[INFORMATION GIVEN]

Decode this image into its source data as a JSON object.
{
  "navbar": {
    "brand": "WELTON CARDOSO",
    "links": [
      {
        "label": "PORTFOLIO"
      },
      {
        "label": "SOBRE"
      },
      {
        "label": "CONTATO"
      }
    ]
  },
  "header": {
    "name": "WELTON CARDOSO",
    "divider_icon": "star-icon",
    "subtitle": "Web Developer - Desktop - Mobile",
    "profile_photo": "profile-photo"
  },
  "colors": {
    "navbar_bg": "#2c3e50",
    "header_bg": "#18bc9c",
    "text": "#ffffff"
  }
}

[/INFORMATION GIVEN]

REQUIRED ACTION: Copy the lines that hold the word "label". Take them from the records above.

RESULT FOR THIS EXERCISE:
        "label": "PORTFOLIO"
        "label": "SOBRE"
        "label": "CONTATO"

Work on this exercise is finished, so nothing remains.